The Basics of Poker


Poker is a card game in which players place bets into a pot to win the hand. The first player to have a higher hand wins the pot. There are a few rules that all players must follow in order to play poker. This article will explain some of the basics of poker and give you some tips that will help you be a better player.

The game starts with each player placing an ante (amount varies by game) before they are dealt cards. Then a round of betting begins, with the player to the left making the first bet. After that, each player must either call the bet (place chips into the pot equal to or more than the amount put in by the previous player) or raise. If a player does not want to call or raise, they can “drop” the hand and are out of the betting until the next deal.

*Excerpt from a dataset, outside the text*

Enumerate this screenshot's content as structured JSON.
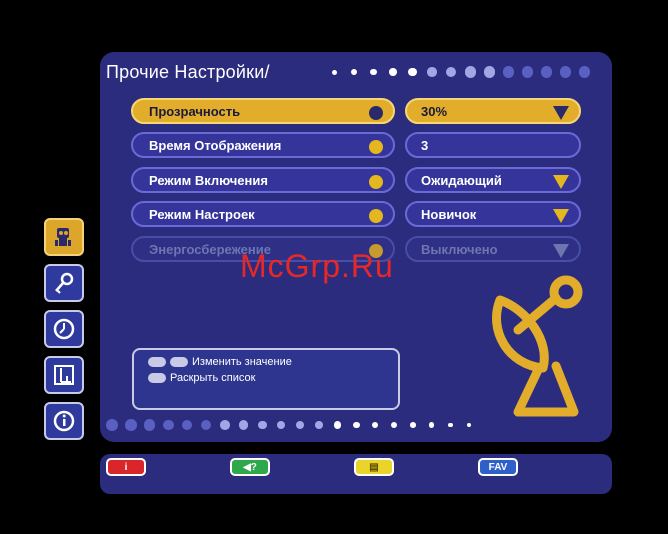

Once each player has placed their bets, the flop is revealed. There is another round of betting, with the player to the left making the bet. After that, the player to their left must call, raise, or drop the hand.

Then the last card is dealt face up, and there is another round of betting. This time, the player to their left must raise the bet, call, or fold.

At this point, it’s important to understand that poker is a game of probabilities. While it is not impossible to make a winning hand, you must learn to be patient and not be too greedy. You should also try to read the other players at the table, watching for tells. These are not the same as body language, but more specific things like mood changes, how they hold their hands, and even the way they make bets.

When you do get a strong hand, don’t be afraid to go all in. You might be able to scare off some of the other players, and you can often improve your hand by adding more cards. For example, if you have three matching cards of one rank and two other unmatched cards, you can add them to your hand to form a full house. This is more powerful than a straight, which contains 5 consecutive cards of the same suit.

While it is possible to become a millionaire at poker, it takes years of practice and learning to view the game in a cold, mathematical, and logical manner. Many people who start out as break-even players end up becoming big winners because they learn to make just a few simple adjustments in their thinking and approach. It is these small changes that can separate you from the pack and enable you to start winning at a much faster rate than your fellow beginner players. Good luck!